My first real boyfriend was also the first person besides my parents to buy me a pair of shoes. He took me to a skate shop and bought me a pair of Puma sneakers. I remember feeling the weight of that purchase — he was two years older than me, he had access to things like credit cards. I had no money of my own to speak of, having decided I would, for now, prefer to live without cash rather than work an after-school job, the only one I ever had, at a Little Caesars Pizza inside of a Kmart. I hated that job; I quit after less than a month. I wasn’t materialistic or stylish, I didn’t care about clothes, but the purchase of the shoes signaled the reality of our relationship to one another in a way that I hadn’t felt before and couldn’t account for now. This feeling was backed up and gained more weight when my parents insisted I give the shoes back, that we return them. I refused, of course; their insistence made me like both the boyfriend and the shoes that much more. What an infraction it must have seemed, to them, to have some shit teen kid buying their only daughter footwear. I kept those shoes for a decade, at least, in the back of my closet, and now, they’re part of my imaginary shoe Hall of Fame.


Nothing is more romantic than being left alone to write in a room that is clean and moderately soundproof. This is the romance you make for yourself, the busy person, the single person who isn’t single anymore but is still learning how to be together after being alone.

Nothing is more romantic than taking your girlfriend out for Valentine’s Day even if you think it’s a bullshit holiday, even if you’re right.

Nothing is more romantic than admitting you’re not romantic, but trying to be anyway, simply because someone has done you the incredibly romantic favor of liking you, an unlikable person by many accounts, even loving you, for some marked-out period of time on a calendar. A few weeks in seventh grade, a year in high school, ten years in a marriage. “Cool baby,” you say to your spouse of nine years as the infant — a real one, not a sack of flour with a Sharpie face — who just moved in screams in a basket beside you.

You realize now that you desire not just one but two kinds of alone: the alone where you’re alone, and the alone where you, the unit, is alone.
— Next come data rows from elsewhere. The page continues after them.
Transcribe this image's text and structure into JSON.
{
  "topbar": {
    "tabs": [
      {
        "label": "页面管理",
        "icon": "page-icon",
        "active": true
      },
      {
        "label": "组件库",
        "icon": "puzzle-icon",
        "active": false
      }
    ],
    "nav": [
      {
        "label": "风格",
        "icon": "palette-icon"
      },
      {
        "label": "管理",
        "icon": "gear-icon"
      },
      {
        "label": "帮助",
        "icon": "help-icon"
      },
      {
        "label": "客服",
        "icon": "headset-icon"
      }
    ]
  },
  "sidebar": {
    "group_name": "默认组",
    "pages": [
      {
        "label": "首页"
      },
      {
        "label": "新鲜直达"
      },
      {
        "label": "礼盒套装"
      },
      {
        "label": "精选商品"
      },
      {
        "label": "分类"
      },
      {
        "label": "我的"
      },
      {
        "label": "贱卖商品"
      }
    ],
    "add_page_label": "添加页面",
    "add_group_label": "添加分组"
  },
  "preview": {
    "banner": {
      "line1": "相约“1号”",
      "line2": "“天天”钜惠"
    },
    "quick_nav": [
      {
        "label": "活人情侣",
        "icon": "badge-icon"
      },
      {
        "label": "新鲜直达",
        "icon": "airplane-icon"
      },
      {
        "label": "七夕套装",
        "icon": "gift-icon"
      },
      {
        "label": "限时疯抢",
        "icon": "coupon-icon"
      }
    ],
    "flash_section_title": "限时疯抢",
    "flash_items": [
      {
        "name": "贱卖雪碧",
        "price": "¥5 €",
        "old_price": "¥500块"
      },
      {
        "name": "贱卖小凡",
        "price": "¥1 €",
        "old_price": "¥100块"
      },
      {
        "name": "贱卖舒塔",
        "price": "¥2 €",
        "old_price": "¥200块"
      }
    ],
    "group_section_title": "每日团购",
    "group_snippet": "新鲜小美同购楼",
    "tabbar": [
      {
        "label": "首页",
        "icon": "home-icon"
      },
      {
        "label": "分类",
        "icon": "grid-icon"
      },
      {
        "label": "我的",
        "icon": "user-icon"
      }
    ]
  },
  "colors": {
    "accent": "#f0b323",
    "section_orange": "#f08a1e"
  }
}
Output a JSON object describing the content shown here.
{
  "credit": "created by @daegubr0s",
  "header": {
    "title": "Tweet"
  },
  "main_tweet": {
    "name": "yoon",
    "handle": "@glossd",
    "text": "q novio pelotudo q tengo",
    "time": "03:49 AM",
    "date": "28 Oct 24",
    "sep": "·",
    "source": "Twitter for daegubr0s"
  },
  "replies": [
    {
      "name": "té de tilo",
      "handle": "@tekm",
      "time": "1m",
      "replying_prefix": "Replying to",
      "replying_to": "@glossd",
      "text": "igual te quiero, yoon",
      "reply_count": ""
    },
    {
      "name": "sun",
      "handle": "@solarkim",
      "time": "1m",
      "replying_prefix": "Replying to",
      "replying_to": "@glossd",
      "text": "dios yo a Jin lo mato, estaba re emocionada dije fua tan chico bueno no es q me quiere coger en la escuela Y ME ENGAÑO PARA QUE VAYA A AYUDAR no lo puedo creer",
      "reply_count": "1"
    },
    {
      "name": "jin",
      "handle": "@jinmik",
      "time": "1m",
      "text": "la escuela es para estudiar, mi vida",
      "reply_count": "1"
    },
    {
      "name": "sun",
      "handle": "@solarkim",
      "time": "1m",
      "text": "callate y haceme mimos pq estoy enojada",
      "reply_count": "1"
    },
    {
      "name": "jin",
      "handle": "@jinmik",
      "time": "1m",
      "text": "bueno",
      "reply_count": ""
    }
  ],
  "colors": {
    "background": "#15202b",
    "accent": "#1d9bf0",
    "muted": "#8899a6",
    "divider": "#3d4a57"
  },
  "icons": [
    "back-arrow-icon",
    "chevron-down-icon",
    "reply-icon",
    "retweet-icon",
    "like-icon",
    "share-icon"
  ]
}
This is complicated and hard to manage so you know that it must be true, but even in the dead of night you believe that you can manage.

“Will we ever be alone again?” you wonder to yourself.

The answer, of course, is yes.

What I Thought Romance Meant, Age 12–Present